    Henrique and the team have done such a great job in making sure the fundamentals were in place before the campaign launched, and they’re genuinely passionate about the original Spectrum, and I just hope enthusiasm for the Next hasn’t been whittled away by the other, throwaway Sinclair branded hardware that’s hit the market over the past few years. The original Vega was overpriced and underspecced even for a Spectrum, while the Vega+ seems to be languishing in some kind of purgatory. And the less said about the Recreated ZX Spectrum, the better.

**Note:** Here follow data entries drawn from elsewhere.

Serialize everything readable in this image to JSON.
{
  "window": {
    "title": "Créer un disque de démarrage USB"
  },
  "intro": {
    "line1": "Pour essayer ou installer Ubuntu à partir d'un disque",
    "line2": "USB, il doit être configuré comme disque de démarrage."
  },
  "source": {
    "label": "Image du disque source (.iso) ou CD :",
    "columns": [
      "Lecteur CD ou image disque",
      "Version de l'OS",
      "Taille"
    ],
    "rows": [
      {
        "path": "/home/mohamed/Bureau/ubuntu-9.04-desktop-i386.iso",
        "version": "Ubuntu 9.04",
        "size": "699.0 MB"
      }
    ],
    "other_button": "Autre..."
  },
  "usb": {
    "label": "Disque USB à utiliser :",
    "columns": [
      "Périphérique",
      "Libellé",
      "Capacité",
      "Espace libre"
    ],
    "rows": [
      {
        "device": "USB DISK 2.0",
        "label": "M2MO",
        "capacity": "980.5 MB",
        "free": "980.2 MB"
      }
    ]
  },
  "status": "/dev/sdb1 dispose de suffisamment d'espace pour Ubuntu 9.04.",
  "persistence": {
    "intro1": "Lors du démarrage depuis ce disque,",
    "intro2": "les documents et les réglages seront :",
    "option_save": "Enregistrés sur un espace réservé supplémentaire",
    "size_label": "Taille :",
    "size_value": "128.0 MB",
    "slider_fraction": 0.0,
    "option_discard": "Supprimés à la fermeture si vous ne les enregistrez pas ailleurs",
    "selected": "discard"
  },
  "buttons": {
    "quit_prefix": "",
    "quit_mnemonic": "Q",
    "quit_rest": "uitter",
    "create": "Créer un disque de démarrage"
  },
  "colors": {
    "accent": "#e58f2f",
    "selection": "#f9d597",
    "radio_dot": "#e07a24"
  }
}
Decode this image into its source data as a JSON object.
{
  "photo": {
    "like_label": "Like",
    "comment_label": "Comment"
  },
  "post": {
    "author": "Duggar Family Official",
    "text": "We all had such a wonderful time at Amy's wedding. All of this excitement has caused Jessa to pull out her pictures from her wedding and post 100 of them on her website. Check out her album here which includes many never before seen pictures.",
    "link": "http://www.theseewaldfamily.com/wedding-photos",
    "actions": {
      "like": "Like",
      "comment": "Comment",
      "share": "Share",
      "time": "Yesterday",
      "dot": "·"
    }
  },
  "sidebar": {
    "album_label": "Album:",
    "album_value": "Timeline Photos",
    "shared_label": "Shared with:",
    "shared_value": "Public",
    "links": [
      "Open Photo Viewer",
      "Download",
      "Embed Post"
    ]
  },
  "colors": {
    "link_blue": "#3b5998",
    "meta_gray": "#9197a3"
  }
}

    If anyone is interested in finding out how the Next came to be, along with the home computer and Spectrum scene in Brazil (and you don’t mind a plug for another podcast!), Henrique appeared on an episode of Retro Asylum last May to discuss it (which just shows how long this thing has been in the works).

  4. This is an awesome effort to keep old systems running. God bless all people who are involved and those who gave support for this project!

  5. Peter Ramsey

    Why can’t they make it, a Windows/Mac compatible keyboard that can run as a spectrum emulator app on your computer, rather than a stand alone unit

    • meanstreet

      In theory, the Recreated ZX Spectrum from Elite Systems is exactly what you want. A more-or-less 1:1 recreation of the original 48k Spectrum, rubber keys and all, that connects to your computer or smart device via Bluetooth so you can play Spectrum games via a special emulator.

      In practice, the thing was a disaster. It was overpriced, unreliable and eventually, unsupported. The emulator never made it to Android, and eventually was pulled from the iOS store and website. Worst of all, it needed to be ‘unlocked’ to be used as a standard keyboard and that feature disappeared from the site along with the emulator leaving owners with nothing more than an iconic lump of plastic for their 80-odd quid.

      You can at least use it with FUSE on the PC though, but it’s not the same as having a real piece of hardware on hand.